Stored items
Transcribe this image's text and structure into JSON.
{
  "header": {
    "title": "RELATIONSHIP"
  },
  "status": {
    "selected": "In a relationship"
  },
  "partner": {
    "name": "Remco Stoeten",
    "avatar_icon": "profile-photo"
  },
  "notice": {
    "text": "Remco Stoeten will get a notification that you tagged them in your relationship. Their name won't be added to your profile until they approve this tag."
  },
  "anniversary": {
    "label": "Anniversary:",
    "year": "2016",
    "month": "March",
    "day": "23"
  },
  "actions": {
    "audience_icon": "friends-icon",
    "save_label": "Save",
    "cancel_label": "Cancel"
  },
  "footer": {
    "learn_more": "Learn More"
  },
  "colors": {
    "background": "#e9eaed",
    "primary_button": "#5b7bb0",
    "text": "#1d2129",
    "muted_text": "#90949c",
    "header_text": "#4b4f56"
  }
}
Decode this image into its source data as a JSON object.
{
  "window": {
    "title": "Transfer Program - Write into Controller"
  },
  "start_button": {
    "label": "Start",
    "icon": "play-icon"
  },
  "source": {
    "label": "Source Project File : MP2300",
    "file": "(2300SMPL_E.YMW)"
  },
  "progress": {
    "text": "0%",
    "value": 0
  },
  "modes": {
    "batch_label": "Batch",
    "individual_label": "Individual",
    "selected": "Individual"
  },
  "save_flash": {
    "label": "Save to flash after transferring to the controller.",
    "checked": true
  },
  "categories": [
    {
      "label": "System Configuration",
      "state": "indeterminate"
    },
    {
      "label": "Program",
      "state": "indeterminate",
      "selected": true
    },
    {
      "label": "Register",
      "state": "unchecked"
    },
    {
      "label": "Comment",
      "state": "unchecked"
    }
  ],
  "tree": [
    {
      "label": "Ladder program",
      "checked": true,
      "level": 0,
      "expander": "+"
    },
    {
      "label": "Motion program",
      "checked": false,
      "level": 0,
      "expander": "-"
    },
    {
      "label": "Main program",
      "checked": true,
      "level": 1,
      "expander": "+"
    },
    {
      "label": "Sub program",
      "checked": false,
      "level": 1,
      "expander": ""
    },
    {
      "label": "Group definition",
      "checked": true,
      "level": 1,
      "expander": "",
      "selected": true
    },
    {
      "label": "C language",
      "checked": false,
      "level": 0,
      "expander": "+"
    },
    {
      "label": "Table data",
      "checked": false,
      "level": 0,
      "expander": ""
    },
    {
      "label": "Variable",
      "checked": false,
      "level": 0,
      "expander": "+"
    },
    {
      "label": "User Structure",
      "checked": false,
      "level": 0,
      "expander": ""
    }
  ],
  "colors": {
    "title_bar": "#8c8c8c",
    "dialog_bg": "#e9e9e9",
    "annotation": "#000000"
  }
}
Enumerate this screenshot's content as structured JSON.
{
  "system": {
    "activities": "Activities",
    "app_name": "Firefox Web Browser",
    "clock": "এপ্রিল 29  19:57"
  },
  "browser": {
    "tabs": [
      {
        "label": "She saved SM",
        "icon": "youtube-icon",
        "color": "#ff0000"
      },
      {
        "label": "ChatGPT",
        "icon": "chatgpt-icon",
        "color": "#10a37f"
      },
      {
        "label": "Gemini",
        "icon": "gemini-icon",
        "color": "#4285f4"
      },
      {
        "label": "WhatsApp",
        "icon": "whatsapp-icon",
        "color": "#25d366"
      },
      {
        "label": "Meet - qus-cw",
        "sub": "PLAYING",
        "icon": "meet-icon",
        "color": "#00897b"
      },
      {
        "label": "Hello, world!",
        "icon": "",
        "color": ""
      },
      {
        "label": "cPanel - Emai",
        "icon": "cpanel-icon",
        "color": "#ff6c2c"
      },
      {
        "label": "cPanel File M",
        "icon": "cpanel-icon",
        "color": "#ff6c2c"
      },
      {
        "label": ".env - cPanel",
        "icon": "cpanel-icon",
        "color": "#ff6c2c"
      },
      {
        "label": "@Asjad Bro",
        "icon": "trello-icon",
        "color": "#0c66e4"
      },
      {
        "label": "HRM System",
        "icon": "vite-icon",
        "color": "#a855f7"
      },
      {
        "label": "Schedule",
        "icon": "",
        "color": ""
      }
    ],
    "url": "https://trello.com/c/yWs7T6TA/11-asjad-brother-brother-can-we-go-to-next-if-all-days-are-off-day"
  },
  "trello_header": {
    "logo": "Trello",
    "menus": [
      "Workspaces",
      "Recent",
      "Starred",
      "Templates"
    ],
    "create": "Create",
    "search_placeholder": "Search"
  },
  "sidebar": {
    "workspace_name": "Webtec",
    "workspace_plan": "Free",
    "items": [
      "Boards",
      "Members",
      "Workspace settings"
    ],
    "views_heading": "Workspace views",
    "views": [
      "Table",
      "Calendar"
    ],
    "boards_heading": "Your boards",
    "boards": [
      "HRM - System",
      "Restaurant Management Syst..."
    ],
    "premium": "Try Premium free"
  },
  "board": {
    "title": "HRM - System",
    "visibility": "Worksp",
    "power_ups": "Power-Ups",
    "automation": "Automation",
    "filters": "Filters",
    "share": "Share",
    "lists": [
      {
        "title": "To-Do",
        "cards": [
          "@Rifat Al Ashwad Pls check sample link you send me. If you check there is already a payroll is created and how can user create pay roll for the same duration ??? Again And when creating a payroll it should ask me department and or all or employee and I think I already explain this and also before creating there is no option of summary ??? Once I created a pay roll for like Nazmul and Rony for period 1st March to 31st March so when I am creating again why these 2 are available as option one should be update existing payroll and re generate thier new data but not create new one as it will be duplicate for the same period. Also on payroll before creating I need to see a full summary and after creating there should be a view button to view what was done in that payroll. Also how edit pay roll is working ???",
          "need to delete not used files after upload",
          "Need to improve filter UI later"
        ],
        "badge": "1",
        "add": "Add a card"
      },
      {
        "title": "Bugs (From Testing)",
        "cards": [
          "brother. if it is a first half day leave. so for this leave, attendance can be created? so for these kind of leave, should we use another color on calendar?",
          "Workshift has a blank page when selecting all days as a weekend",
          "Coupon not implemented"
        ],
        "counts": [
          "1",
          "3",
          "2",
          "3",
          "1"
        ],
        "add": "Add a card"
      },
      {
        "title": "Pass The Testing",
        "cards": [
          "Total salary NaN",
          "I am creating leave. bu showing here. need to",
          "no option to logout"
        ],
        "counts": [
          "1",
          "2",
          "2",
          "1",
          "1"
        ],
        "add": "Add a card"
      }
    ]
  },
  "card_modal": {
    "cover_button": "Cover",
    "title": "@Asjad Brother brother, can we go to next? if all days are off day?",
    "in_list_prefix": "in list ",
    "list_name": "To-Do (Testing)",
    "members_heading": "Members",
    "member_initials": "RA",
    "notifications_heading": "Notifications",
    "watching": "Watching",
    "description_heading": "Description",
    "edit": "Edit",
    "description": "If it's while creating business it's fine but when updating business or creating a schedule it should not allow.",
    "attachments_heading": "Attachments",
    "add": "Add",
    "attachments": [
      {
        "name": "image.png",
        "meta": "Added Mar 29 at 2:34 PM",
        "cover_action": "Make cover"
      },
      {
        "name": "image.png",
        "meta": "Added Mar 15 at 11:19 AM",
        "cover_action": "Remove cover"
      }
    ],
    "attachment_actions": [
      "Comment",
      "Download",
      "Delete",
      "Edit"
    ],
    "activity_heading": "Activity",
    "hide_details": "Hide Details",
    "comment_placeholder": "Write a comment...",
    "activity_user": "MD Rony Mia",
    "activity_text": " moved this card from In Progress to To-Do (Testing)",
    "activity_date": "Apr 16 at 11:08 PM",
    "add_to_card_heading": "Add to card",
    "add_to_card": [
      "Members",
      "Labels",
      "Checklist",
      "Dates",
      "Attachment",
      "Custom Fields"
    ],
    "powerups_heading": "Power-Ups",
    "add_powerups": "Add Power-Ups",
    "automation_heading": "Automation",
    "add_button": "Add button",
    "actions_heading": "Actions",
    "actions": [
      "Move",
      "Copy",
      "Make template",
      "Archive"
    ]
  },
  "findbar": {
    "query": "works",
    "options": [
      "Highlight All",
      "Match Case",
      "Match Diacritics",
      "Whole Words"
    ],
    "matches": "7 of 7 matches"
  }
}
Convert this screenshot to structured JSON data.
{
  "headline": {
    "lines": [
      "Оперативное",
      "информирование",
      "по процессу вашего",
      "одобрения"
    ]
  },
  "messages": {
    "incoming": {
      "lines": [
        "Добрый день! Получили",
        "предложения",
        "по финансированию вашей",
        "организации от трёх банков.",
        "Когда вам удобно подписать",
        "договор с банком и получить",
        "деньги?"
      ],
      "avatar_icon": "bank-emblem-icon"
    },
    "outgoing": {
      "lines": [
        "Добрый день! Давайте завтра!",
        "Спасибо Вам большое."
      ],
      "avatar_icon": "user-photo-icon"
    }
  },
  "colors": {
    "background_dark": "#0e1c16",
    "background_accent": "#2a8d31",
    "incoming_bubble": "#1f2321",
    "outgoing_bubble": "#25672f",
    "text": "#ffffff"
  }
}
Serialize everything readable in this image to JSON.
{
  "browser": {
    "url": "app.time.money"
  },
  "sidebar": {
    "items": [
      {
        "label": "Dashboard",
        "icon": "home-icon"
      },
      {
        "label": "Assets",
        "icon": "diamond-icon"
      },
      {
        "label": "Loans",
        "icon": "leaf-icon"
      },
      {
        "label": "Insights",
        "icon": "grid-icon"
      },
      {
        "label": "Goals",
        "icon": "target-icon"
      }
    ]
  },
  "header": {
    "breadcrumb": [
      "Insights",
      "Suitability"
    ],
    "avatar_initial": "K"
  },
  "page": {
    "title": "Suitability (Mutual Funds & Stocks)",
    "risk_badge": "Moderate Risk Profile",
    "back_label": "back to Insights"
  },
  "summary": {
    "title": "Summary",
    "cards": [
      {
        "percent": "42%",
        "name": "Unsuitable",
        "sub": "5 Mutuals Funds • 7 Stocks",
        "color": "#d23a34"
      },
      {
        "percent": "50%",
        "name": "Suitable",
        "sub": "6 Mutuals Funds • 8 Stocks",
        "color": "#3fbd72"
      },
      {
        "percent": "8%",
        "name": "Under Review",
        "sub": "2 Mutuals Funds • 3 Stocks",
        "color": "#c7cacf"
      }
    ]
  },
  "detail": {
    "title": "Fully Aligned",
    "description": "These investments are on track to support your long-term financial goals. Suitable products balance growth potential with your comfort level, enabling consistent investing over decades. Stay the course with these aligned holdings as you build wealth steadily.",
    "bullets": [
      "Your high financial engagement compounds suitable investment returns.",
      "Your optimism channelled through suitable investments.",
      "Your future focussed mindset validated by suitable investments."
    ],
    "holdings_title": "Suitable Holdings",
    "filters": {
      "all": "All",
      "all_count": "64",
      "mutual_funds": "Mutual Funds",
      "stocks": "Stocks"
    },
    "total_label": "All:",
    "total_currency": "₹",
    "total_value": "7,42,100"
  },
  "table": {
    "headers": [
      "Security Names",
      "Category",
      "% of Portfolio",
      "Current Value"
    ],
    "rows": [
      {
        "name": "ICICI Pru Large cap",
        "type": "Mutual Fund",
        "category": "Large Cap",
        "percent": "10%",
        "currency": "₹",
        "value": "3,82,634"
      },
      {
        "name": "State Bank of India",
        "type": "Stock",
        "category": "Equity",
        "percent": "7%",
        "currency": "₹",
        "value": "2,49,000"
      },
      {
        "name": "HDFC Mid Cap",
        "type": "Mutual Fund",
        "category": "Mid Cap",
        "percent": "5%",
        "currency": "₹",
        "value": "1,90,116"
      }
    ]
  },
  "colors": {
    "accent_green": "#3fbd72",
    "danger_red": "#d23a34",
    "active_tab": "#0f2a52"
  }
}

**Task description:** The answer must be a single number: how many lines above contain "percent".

**Written response:** 6